Produced by Damon Fox. Recorded at The End, Lund. Engineered by Ian Lehrfeld and Carl Grandberg. Additional recording at Varispeed, Lund. Mixed by Ian Lehrfeld and Kevin Wilson at Radiostar Studios, Weed. Additional engineering: Rich Veltrop. Mastered by David Schultz at Digiprep, Los Angeles.
- Damon Fox: Vocals, organ, mellostron, synthesizers, piano, guitar
- Ace Mark: Lead and rythmn guitars, slide guitar
- Duffy Snowhill: Bass
- Froth: Drums and gong
- Bats In The Belfry II
- Pain Killers
- Rock & Roll Contract
- Sunshine Suicide
- Falling Bombs
- Black Moth
- Carry The Load
- Burning Bridges
- Bats In The Belfry I
- Brown-Eyed Girl
- Bats In The Belfry III
Of the 195 CDs in this project I have only seen three of the artists live in concert: Kreator, Motörhead and, remarkably, Bigelf.
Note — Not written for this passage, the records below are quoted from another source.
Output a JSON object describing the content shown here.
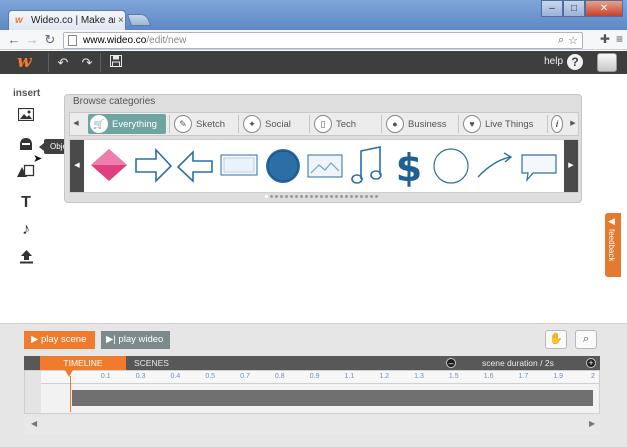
{
  "browser": {
    "tab_title": "Wideo.co | Make animated",
    "tab_close": "×",
    "favicon": "w",
    "url_host": "www.wideo.co",
    "url_path": "/edit/new",
    "window_controls": [
      "–",
      "□",
      "✕"
    ]
  },
  "app": {
    "logo": "w",
    "help_label": "help",
    "help_icon": "?"
  },
  "insert": {
    "label": "insert",
    "tools": [
      "image-icon",
      "objects-icon",
      "shapes-icon",
      "text-icon",
      "music-icon",
      "upload-icon"
    ],
    "tooltip": "Objects"
  },
  "browse": {
    "title": "Browse categories",
    "categories": [
      {
        "label": "Everything",
        "icon": "basket-icon",
        "active": true
      },
      {
        "label": "Sketch",
        "icon": "pencil-icon",
        "active": false
      },
      {
        "label": "Social",
        "icon": "twitter-icon",
        "active": false
      },
      {
        "label": "Tech",
        "icon": "phone-icon",
        "active": false
      },
      {
        "label": "Business",
        "icon": "piggy-bank-icon",
        "active": false
      },
      {
        "label": "Live Things",
        "icon": "heart-icon",
        "active": false
      },
      {
        "label": "",
        "icon": "info-icon",
        "active": false
      }
    ],
    "objects": [
      "pink-diamond",
      "right-arrow",
      "left-arrow",
      "screen",
      "blue-circle",
      "picture-frame",
      "music-note",
      "dollar-sign",
      "outline-circle",
      "curved-arrow",
      "speech-bubble"
    ],
    "page_count": 23,
    "active_page": 0
  },
  "feedback": {
    "label": "feedback"
  },
  "timeline": {
    "play_scene": "play scene",
    "play_video": "play wideo",
    "tab_timeline": "TIMELINE",
    "tab_scenes": "SCENES",
    "scene_duration": "scene duration / 2s",
    "ticks": [
      "0.1",
      "0.3",
      "0.4",
      "0.5",
      "0.7",
      "0.8",
      "0.9",
      "1.1",
      "1.2",
      "1.3",
      "1.5",
      "1.6",
      "1.7",
      "1.9",
      "2"
    ],
    "playhead_time": 0
  },
  "colors": {
    "accent": "#f07b2c",
    "app_bar": "#3e3e3e",
    "active_category": "#6fa5a0",
    "object_blue": "#2c6fa6",
    "object_pink": "#e0407f"
  }
}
I saw them on the Prognation 09 tour with Opeth and Dream Theater.
Their live set was a good, old fashioned rock show. It felt like I had been transported back to the 60s or 70s, the stage dominated by two enormous Hammond-style organs and jammed in between them their own mad hatter Damon Fox: all hair and top hat.
If you’ve ever wondered what you would get if you mixed in equal parts the sounds of The Beatles, Pink Floyd, Led Zeppelin, Black Sabbath, Clutch, and Orange Goblin then wonder no longer. The answer is Bigelf.
The album kicks off with “Madhatter” which has a sludgy, stoner-sounding riff in the Orange Goblin/Clutch ballpark but which morphs into a trippy early-Floyd chorus before returning to the opening riff.
“Bats In the Belfry II” reminds me of The Beatles Abbey Road or Sgt Pepper’s Lonely Hearts Club Band era in its orchestration and vocal treatment. It has a psychedelic 60s feel to it.
“Disappear” opens with a smooth bass riff around which a very simple organ line winds itself. It sounds like a Faith No More b-side. But it’s brilliant. The melody gets into your head and more than once I’ve found myself humming it to myself hours after listening to the album.
The same for “Rock & Roll Contract”. I’ve found myself walking down the street singing lines from that song out loud. Unusual given that the song opens with a solo piano that leads into a very Beatles-sounding melody.
The opening riff to “Black Moth” clearly draws more than a little inspiration from Led Zeppelin’s “Dazed and Confused” before heading in its own direction as a ponderous song with a rolling guitar riff that must be so fun to play.
And that’s the thing about this album. It’s tremendous fun to listen to. It’s an effortless listen. It draws on so many classic rock influences that it immediately sounds familiar, it immediately sounds contemporary (how can it be ten years old?!), it immediately sounds like a classic album in its own right. But it never makes the mistake of sounding like a cliché or a pastiche.
I was a bit nervous about listening to this album because I’d enjoyed their live set so much, I didn’t want lose some of that magic. I needn’t have feared. This is a brilliant album. It is varied, it’s interesting, and there is something for everyone. It’s prog, it’s doom, it’s classic rock, it’s heavy metal, it’s psychedelic, it’s stoner, it’s sludge. It’s Bigelf and I love this album.
Review score: 95%